→ **DESCRIPTION OF THE TASK**: Return every line in the entries below where the word "android" shows up.

[DATA EXTRACTS — start]

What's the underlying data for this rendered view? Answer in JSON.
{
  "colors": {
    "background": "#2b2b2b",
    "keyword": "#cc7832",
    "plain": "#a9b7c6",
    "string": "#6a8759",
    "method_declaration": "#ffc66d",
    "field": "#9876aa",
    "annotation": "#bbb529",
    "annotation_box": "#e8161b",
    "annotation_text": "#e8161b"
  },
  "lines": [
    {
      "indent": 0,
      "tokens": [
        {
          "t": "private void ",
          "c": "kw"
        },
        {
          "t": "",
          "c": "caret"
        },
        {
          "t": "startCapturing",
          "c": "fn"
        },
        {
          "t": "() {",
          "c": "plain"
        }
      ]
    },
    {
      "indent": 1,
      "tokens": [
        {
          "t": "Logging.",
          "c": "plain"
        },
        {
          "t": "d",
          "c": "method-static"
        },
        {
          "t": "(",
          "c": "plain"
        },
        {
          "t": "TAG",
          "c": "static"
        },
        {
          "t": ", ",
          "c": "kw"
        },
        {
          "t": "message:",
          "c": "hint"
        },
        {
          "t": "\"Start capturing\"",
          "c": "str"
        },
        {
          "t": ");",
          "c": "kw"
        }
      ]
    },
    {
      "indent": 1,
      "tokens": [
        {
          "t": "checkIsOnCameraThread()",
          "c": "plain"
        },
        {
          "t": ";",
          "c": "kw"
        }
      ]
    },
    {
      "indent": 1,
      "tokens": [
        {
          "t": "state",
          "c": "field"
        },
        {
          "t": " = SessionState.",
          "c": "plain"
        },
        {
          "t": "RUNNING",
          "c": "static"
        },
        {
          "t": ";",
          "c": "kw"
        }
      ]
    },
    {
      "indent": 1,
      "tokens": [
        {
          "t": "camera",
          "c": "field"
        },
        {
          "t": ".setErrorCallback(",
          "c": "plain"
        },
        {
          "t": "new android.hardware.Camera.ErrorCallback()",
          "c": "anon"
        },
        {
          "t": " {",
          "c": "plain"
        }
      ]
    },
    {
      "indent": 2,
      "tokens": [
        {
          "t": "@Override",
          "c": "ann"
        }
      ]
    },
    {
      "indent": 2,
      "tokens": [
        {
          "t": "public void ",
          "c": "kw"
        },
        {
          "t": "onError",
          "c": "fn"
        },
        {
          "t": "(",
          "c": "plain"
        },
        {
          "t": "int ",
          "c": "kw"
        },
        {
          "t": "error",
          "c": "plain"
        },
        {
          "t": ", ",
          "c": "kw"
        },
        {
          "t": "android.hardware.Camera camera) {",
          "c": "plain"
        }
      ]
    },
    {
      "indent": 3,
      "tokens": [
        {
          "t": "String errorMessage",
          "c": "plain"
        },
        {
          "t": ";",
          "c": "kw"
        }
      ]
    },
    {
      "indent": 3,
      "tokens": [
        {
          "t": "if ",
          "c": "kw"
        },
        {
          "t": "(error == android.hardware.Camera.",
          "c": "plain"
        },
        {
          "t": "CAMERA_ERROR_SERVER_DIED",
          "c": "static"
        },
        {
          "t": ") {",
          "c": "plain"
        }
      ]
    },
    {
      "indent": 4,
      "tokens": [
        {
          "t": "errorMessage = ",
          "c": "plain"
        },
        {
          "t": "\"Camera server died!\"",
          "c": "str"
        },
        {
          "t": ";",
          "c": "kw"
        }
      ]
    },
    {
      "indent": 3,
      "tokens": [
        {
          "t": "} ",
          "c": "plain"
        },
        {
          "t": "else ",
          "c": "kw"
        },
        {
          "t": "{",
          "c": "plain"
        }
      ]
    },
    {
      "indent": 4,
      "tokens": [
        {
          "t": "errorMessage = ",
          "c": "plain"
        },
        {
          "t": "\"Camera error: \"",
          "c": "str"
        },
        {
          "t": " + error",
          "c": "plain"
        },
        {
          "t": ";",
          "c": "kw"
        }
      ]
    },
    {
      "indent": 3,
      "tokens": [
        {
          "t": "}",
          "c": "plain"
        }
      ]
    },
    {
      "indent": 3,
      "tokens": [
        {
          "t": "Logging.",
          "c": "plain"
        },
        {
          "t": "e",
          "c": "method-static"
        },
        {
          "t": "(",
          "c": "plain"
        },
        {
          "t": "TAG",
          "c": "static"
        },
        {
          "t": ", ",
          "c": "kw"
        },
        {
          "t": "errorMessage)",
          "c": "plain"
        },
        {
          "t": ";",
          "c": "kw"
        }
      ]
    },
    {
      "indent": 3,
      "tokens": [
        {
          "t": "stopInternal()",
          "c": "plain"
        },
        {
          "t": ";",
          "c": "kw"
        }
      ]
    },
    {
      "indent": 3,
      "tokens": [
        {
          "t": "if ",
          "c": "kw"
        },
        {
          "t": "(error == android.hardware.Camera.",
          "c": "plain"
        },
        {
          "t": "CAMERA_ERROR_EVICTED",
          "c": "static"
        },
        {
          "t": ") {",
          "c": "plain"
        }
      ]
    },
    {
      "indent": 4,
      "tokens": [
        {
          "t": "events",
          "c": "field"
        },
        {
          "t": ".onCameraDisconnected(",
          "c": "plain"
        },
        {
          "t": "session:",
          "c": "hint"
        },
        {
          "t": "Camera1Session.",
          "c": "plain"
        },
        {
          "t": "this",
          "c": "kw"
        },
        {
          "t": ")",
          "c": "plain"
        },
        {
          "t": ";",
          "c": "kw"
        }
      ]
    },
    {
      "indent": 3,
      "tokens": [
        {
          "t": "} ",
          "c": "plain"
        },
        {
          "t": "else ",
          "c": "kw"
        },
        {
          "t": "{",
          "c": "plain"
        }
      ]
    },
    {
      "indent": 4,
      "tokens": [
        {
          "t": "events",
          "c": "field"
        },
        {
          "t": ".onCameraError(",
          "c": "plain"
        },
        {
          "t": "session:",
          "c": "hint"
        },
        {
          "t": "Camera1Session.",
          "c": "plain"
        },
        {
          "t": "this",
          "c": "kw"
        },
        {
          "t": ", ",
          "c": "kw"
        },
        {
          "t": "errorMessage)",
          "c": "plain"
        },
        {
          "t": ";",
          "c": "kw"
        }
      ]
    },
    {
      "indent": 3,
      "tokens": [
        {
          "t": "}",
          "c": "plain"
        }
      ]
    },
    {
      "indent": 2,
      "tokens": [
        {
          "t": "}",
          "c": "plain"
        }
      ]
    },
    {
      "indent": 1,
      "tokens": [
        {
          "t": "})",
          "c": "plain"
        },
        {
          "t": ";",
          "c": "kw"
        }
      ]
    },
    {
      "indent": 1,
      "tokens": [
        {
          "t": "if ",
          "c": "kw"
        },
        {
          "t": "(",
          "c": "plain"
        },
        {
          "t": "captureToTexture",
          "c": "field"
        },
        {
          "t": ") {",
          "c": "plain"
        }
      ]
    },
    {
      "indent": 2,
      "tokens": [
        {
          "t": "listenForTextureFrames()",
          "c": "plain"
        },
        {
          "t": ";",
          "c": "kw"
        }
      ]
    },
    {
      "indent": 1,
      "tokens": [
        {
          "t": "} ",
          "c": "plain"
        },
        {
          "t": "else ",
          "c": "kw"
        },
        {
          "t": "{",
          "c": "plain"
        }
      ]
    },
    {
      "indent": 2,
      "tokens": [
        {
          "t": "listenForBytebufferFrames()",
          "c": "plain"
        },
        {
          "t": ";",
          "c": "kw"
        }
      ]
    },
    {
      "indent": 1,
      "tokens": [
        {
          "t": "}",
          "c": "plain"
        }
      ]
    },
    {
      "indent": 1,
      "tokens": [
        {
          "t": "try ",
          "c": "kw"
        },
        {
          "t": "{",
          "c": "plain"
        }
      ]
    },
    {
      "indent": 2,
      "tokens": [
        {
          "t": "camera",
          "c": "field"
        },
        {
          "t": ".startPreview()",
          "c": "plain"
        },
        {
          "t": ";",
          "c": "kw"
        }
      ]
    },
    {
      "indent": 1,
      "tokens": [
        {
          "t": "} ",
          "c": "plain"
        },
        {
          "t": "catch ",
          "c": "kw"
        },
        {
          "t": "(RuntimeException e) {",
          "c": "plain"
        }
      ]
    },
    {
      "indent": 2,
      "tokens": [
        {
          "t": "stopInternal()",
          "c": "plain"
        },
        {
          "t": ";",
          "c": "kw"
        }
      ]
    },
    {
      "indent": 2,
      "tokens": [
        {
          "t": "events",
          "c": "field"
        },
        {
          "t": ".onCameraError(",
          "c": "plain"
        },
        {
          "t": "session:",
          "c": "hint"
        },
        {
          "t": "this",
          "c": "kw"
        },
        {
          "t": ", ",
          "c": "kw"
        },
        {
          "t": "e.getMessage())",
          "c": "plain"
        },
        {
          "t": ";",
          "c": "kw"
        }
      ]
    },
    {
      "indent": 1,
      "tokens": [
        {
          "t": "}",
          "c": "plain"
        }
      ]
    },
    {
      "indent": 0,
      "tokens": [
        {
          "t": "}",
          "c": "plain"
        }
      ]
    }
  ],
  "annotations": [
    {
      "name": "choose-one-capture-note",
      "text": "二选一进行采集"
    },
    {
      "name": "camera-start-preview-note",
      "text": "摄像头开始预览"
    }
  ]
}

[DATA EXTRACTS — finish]

→ **TASK ANSWER**:
          "t": "new android.hardware.Camera.ErrorCallback()",
          "t": "android.hardware.Camera camera) {",
          "t": "(error == android.hardware.Camera.",
          "t": "(error == android.hardware.Camera.",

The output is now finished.